#### GIVEN DATA:
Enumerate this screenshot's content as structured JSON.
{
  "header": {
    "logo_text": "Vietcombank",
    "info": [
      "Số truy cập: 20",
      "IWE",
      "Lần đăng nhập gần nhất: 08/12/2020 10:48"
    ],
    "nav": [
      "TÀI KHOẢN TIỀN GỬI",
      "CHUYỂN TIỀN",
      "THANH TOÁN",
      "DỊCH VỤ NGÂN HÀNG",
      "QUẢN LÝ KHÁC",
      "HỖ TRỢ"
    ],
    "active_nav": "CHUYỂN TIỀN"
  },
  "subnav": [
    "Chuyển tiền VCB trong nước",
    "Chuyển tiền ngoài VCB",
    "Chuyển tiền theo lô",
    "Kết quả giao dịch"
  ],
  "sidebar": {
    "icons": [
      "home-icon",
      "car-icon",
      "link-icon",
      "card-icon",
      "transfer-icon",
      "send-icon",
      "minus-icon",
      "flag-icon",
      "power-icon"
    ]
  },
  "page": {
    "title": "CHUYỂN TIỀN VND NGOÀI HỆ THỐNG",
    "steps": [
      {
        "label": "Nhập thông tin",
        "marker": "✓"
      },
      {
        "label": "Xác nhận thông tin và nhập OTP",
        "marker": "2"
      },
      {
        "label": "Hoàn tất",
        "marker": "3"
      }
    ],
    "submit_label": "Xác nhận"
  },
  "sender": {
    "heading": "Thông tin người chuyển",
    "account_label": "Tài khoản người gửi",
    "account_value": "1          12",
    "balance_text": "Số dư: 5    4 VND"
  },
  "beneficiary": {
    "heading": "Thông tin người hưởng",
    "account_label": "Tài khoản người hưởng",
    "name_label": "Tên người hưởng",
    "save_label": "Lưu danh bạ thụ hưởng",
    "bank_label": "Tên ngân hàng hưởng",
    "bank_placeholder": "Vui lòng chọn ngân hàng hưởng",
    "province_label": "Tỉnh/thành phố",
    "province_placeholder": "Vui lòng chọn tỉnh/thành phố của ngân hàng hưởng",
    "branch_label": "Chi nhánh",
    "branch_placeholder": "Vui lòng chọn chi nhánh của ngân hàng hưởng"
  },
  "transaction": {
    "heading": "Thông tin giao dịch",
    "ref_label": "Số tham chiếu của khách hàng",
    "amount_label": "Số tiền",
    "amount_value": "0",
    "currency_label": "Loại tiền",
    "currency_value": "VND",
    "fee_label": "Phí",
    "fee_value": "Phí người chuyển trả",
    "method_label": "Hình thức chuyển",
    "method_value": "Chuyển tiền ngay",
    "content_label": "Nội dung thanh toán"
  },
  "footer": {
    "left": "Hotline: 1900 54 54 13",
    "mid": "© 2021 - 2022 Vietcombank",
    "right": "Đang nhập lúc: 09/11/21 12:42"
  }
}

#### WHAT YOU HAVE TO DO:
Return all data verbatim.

#### WRITTEN RESPONSE:
Enumerate this screenshot's content as structured JSON.
{
  "header": {
    "logo_text": "Vietcombank",
    "info": [
      "Số truy cập: 20",
      "IWE",
      "Lần đăng nhập gần nhất: 08/12/2020 10:48"
    ],
    "nav": [
      "TÀI KHOẢN TIỀN GỬI",
      "CHUYỂN TIỀN",
      "THANH TOÁN",
      "DỊCH VỤ NGÂN HÀNG",
      "QUẢN LÝ KHÁC",
      "HỖ TRỢ"
    ],
    "active_nav": "CHUYỂN TIỀN"
  },
  "subnav": [
    "Chuyển tiền VCB trong nước",
    "Chuyển tiền ngoài VCB",
    "Chuyển tiền theo lô",
    "Kết quả giao dịch"
  ],
  "sidebar": {
    "icons": [
      "home-icon",
      "car-icon",
      "link-icon",
      "card-icon",
      "transfer-icon",
      "send-icon",
      "minus-icon",
      "flag-icon",
      "power-icon"
    ]
  },
  "page": {
    "title": "CHUYỂN TIỀN VND NGOÀI HỆ THỐNG",
    "steps": [
      {
        "label": "Nhập thông tin",
        "marker": "✓"
      },
      {
        "label": "Xác nhận thông tin và nhập OTP",
        "marker": "2"
      },
      {
        "label": "Hoàn tất",
        "marker": "3"
      }
    ],
    "submit_label": "Xác nhận"
  },
  "sender": {
    "heading": "Thông tin người chuyển",
    "account_label": "Tài khoản người gửi",
    "account_value": "1          12",
    "balance_text": "Số dư: 5    4 VND"
  },
  "beneficiary": {
    "heading": "Thông tin người hưởng",
    "account_label": "Tài khoản người hưởng",
    "name_label": "Tên người hưởng",
    "save_label": "Lưu danh bạ thụ hưởng",
    "bank_label": "Tên ngân hàng hưởng",
    "bank_placeholder": "Vui lòng chọn ngân hàng hưởng",
    "province_label": "Tỉnh/thành phố",
    "province_placeholder": "Vui lòng chọn tỉnh/thành phố của ngân hàng hưởng",
    "branch_label": "Chi nhánh",
    "branch_placeholder": "Vui lòng chọn chi nhánh của ngân hàng hưởng"
  },
  "transaction": {
    "heading": "Thông tin giao dịch",
    "ref_label": "Số tham chiếu của khách hàng",
    "amount_label": "Số tiền",
    "amount_value": "0",
    "currency_label": "Loại tiền",
    "currency_value": "VND",
    "fee_label": "Phí",
    "fee_value": "Phí người chuyển trả",
    "method_label": "Hình thức chuyển",
    "method_value": "Chuyển tiền ngay",
    "content_label": "Nội dung thanh toán"
  },
  "footer": {
    "left": "Hotline: 1900 54 54 13",
    "mid": "© 2021 - 2022 Vietcombank",
    "right": "Đang nhập lúc: 09/11/21 12:42"
  }
}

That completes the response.